“The UN peace mission in Colombia recorded 36 massacres in 2019, 29 in 2018, and 11 in 2017. ‘These crimes take place mainly in areas of poverty where the state has little presence, where the illegal economy reigns and there are disputes between illegal armed groups and criminal organisations,’ said the report published on Thursday.”

Conmoción en Colombia por el asesinato del historiador y dirigente político Elías Galindo
Nodal, 2 de octubre de 2020
“Conmoción causó en Medellín la muerte de Campo Elías Galindo, reconocido historiador e investigador en Medellín, quien también se desempeñaba como miembro de la coordinadora de Colombia Humana en esta capital.

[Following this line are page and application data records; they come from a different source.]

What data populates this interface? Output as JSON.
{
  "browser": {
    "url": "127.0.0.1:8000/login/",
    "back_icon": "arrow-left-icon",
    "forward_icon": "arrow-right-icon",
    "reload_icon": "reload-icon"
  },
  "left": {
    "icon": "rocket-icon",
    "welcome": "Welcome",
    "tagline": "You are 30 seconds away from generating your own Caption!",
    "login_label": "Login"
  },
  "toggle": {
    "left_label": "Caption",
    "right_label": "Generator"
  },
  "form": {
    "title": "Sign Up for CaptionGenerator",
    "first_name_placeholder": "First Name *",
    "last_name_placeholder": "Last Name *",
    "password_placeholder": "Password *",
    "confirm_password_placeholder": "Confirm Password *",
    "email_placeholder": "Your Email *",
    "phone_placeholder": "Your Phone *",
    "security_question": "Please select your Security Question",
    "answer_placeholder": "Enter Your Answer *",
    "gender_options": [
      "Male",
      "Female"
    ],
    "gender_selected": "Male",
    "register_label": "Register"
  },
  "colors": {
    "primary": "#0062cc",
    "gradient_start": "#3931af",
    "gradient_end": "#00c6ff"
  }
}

De acuerdo con información preliminar, el cuerpo sin vida de Galindo fue hallado en su vivienda por un familiar, quien de inmediato dio aviso a las autoridades”.

Government critic’s car attacked in Colombia’s capital
Adriaan Alsema, Colombia Reports, October 1, 2020
“A group of armed men took the car of a long-time critic of Colombia’s far-right former president Alvaro Uribe under fire in the capital Bogota on Wednesday. According to the vice-minister of Defense, Daniel Palacios, the attack on the car of the former Senator Piedad Cordoba (Liberal Party) during which one of her bodyguards was forced to surrender his gun was an attempted robbery.”

Colombians Denounce Assassination of Social Leader in Risaralda
TeleSUR, September 30, 2020
“There have been 222 leaders and human rights defenders murdered in Colombia in 2020 alone. Social and peace organizations in Colombia denounced the murder Monday of the president of the Community Action Board of the Sabanitas neighborhood of the Dosquebradas municipality of the Risaralda department, Jorge Quintero Villada.”

DRUG POLICY

Estados Unidos entregó el primero de 3 aviones Hércules a Colombia
Diana Jaramillo, Tele Medellín, 6 de octubre de 2020
“La base militar Catam fue el escenario para que la Fuerza Aérea Colombiana recibiera este importante elemento de cooperación, se trata de un avión Hércules que servirá, según el presidente de la República, Iván Duque, para fortalecer la capacidad de desplegar tropas en el territorio, combatir el narcotráfico, el terrorismo y movilizar ayuda humanitaria a lugares donde sean necesarios”.

VENEZUELAN CRISIS

Desaparición forzada entre Colombia y Venezuela: un crimen por el que nadie responde
Carolina Ávila Cortés, El Tiempo, 7 de octubre de 2020
“La Fundación Progresar estima que en la frontera con Norte de Santander hay entre 300 a 350 casos de desaparición forzada. Las autoridades colombianas no pueden buscar a estas personas al perder su jurisdicción territorial, pero en Venezuela tampoco hay esfuerzos para responder a las familias. Esta modalidad llega a la Comisión de la Verdad y la Unidad de Búsqueda de Desaparecidos”.

* The Colombia News Brief is a selection of relevant news articles, all of which do not necessarily reflect the viewpoint of the Latin America Working Group.